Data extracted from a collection
★ ★ ★ ★ ★ ★ ★
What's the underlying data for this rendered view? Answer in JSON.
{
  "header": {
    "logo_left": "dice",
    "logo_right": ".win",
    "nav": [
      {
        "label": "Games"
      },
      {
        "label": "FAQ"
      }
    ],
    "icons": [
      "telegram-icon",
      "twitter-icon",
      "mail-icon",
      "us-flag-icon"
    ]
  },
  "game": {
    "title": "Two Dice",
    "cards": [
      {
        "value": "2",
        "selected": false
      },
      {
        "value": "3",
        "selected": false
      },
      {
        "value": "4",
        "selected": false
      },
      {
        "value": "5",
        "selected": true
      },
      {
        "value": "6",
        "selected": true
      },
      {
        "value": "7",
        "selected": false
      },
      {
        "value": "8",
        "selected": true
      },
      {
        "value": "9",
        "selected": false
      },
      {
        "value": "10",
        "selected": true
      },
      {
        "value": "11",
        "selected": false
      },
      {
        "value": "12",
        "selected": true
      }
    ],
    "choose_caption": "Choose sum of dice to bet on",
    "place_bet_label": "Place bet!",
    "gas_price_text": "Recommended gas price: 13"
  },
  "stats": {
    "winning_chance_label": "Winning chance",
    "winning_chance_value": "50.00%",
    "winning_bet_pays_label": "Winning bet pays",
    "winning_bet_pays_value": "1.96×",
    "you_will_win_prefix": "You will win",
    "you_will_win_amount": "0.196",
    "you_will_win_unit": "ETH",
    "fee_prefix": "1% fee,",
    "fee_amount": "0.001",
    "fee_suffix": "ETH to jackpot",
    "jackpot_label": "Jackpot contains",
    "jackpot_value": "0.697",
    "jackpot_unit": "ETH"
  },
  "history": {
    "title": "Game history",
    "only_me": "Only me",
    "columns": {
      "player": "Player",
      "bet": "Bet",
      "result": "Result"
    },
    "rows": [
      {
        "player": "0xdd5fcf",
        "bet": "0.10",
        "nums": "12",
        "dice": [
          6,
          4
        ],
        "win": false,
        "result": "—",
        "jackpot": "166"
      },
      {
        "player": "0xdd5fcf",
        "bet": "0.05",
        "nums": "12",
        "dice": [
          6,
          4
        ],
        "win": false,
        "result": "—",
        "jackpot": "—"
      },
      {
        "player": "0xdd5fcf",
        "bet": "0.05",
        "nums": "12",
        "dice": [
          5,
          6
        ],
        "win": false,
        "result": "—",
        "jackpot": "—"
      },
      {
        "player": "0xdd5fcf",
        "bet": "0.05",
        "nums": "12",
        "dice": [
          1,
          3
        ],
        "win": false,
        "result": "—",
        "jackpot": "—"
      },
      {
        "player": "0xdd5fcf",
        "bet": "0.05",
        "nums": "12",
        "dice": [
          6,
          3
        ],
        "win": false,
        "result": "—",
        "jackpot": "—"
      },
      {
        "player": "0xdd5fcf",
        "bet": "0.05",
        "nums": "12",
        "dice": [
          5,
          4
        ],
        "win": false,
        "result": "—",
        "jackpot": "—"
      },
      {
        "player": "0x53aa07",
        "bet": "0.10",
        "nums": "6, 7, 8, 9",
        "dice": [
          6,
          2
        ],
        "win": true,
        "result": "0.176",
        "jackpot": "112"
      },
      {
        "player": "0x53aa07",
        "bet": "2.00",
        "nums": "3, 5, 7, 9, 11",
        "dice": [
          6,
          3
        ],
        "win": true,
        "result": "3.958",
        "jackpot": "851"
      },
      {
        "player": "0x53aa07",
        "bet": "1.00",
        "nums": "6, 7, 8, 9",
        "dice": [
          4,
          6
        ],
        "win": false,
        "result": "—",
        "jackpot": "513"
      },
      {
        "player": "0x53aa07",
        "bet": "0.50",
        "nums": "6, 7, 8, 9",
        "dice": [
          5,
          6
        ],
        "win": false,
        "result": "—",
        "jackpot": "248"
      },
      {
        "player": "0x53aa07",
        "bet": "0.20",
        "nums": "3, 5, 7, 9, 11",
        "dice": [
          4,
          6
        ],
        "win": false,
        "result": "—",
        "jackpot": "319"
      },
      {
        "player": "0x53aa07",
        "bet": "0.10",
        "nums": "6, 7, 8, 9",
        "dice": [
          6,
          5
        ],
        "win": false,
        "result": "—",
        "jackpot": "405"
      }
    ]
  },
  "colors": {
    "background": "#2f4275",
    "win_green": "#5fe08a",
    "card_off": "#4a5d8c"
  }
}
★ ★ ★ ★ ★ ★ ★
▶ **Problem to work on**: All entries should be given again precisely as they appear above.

▶ **Response below**:
What's the underlying data for this rendered view? Answer in JSON.
{
  "header": {
    "logo_left": "dice",
    "logo_right": ".win",
    "nav": [
      {
        "label": "Games"
      },
      {
        "label": "FAQ"
      }
    ],
    "icons": [
      "telegram-icon",
      "twitter-icon",
      "mail-icon",
      "us-flag-icon"
    ]
  },
  "game": {
    "title": "Two Dice",
    "cards": [
      {
        "value": "2",
        "selected": false
      },
      {
        "value": "3",
        "selected": false
      },
      {
        "value": "4",
        "selected": false
      },
      {
        "value": "5",
        "selected": true
      },
      {
        "value": "6",
        "selected": true
      },
      {
        "value": "7",
        "selected": false
      },
      {
        "value": "8",
        "selected": true
      },
      {
        "value": "9",
        "selected": false
      },
      {
        "value": "10",
        "selected": true
      },
      {
        "value": "11",
        "selected": false
      },
      {
        "value": "12",
        "selected": true
      }
    ],
    "choose_caption": "Choose sum of dice to bet on",
    "place_bet_label": "Place bet!",
    "gas_price_text": "Recommended gas price: 13"
  },
  "stats": {
    "winning_chance_label": "Winning chance",
    "winning_chance_value": "50.00%",
    "winning_bet_pays_label": "Winning bet pays",
    "winning_bet_pays_value": "1.96×",
    "you_will_win_prefix": "You will win",
    "you_will_win_amount": "0.196",
    "you_will_win_unit": "ETH",
    "fee_prefix": "1% fee,",
    "fee_amount": "0.001",
    "fee_suffix": "ETH to jackpot",
    "jackpot_label": "Jackpot contains",
    "jackpot_value": "0.697",
    "jackpot_unit": "ETH"
  },
  "history": {
    "title": "Game history",
    "only_me": "Only me",
    "columns": {
      "player": "Player",
      "bet": "Bet",
      "result": "Result"
    },
    "rows": [
      {
        "player": "0xdd5fcf",
        "bet": "0.10",
        "nums": "12",
        "dice": [
          6,
          4
        ],
        "win": false,
        "result": "—",
        "jackpot": "166"
      },
      {
        "player": "0xdd5fcf",
        "bet": "0.05",
        "nums": "12",
        "dice": [
          6,
          4
        ],
        "win": false,
        "result": "—",
        "jackpot": "—"
      },
      {
        "player": "0xdd5fcf",
        "bet": "0.05",
        "nums": "12",
        "dice": [
          5,
          6
        ],
        "win": false,
        "result": "—",
        "jackpot": "—"
      },
      {
        "player": "0xdd5fcf",
        "bet": "0.05",
        "nums": "12",
        "dice": [
          1,
          3
        ],
        "win": false,
        "result": "—",
        "jackpot": "—"
      },
      {
        "player": "0xdd5fcf",
        "bet": "0.05",
        "nums": "12",
        "dice": [
          6,
          3
        ],
        "win": false,
        "result": "—",
        "jackpot": "—"
      },
      {
        "player": "0xdd5fcf",
        "bet": "0.05",
        "nums": "12",
        "dice": [
          5,
          4
        ],
        "win": false,
        "result": "—",
        "jackpot": "—"
      },
      {
        "player": "0x53aa07",
        "bet": "0.10",
        "nums": "6, 7, 8, 9",
        "dice": [
          6,
          2
        ],
        "win": true,
        "result": "0.176",
        "jackpot": "112"
      },
      {
        "player": "0x53aa07",
        "bet": "2.00",
        "nums": "3, 5, 7, 9, 11",
        "dice": [
          6,
          3
        ],
        "win": true,
        "result": "3.958",
        "jackpot": "851"
      },
      {
        "player": "0x53aa07",
        "bet": "1.00",
        "nums": "6, 7, 8, 9",
        "dice": [
          4,
          6
        ],
        "win": false,
        "result": "—",
        "jackpot": "513"
      },
      {
        "player": "0x53aa07",
        "bet": "0.50",
        "nums": "6, 7, 8, 9",
        "dice": [
          5,
          6
        ],
        "win": false,
        "result": "—",
        "jackpot": "248"
      },
      {
        "player": "0x53aa07",
        "bet": "0.20",
        "nums": "3, 5, 7, 9, 11",
        "dice": [
          4,
          6
        ],
        "win": false,
        "result": "—",
        "jackpot": "319"
      },
      {
        "player": "0x53aa07",
        "bet": "0.10",
        "nums": "6, 7, 8, 9",
        "dice": [
          6,
          5
        ],
        "win": false,
        "result": "—",
        "jackpot": "405"
      }
    ]
  },
  "colors": {
    "background": "#2f4275",
    "win_green": "#5fe08a",
    "card_off": "#4a5d8c"
  }
}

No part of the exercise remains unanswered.